==== THE DATA ====
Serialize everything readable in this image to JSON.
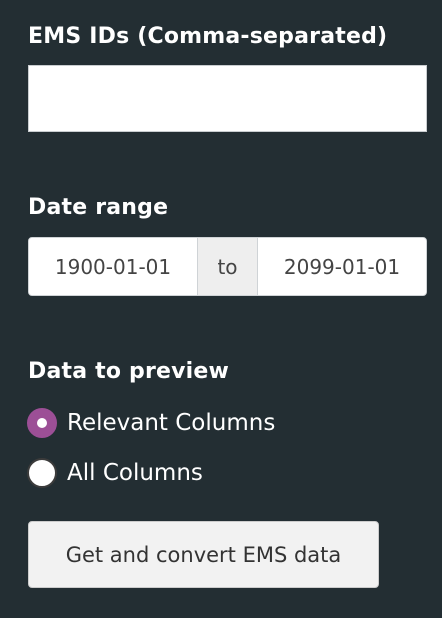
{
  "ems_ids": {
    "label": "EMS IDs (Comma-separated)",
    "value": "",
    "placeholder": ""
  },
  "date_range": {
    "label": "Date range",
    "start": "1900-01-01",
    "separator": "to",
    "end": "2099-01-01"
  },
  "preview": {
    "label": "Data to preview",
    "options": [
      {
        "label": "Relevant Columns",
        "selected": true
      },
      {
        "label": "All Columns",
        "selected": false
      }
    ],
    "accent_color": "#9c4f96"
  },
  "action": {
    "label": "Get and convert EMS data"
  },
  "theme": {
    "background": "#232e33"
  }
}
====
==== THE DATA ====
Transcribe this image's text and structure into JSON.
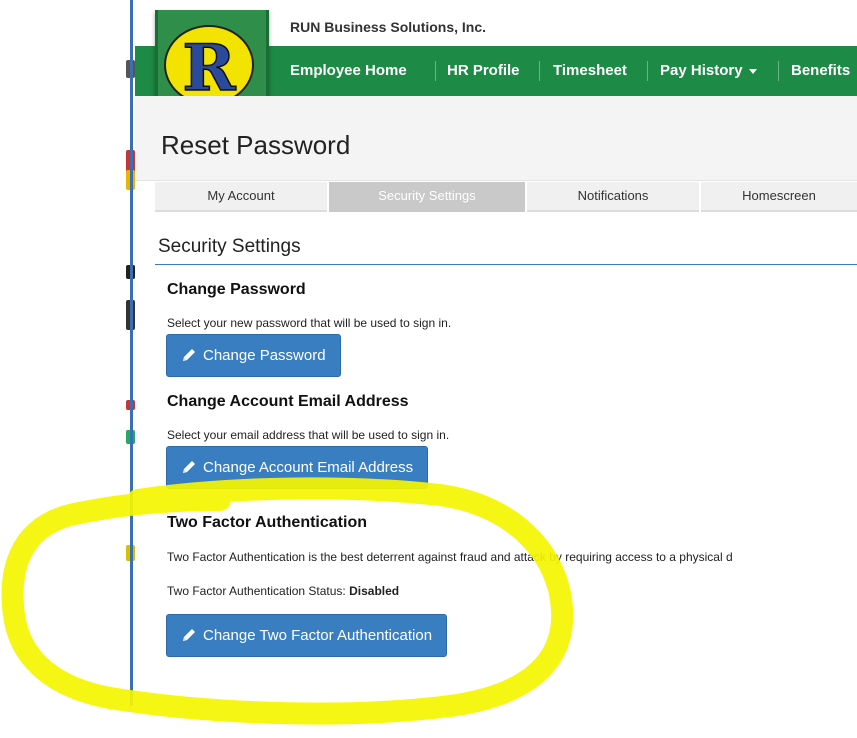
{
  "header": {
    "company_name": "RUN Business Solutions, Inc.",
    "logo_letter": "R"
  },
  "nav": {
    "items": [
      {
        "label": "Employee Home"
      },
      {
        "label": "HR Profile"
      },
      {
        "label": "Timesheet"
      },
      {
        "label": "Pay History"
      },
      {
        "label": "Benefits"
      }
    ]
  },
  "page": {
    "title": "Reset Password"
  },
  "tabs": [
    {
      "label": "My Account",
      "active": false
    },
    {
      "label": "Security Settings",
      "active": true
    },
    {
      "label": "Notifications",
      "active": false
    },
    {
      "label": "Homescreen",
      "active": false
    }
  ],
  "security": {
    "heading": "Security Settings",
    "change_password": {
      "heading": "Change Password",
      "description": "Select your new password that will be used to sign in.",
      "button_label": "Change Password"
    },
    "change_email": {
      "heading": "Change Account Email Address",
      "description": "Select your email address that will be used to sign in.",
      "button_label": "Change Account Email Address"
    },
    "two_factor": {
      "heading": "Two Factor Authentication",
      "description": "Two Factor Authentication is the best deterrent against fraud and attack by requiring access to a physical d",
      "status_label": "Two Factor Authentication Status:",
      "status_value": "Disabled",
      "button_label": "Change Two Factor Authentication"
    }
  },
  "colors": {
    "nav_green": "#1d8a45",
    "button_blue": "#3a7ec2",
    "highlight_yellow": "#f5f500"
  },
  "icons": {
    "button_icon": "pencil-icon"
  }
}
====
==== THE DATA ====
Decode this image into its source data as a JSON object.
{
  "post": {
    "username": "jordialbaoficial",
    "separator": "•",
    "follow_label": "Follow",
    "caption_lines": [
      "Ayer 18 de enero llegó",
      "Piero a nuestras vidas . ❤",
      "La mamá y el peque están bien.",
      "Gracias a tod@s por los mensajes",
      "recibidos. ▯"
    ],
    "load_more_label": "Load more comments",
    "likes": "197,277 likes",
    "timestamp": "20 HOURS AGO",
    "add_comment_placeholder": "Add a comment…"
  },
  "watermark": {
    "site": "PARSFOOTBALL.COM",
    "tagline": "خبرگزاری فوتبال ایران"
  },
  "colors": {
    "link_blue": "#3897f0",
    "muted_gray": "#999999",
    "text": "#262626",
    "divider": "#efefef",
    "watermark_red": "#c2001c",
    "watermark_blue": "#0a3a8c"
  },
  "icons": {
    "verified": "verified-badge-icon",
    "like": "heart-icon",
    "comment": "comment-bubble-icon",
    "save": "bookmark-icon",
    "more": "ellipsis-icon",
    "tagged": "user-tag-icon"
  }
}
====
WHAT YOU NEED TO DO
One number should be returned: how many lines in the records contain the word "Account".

RESPONSE AREA
3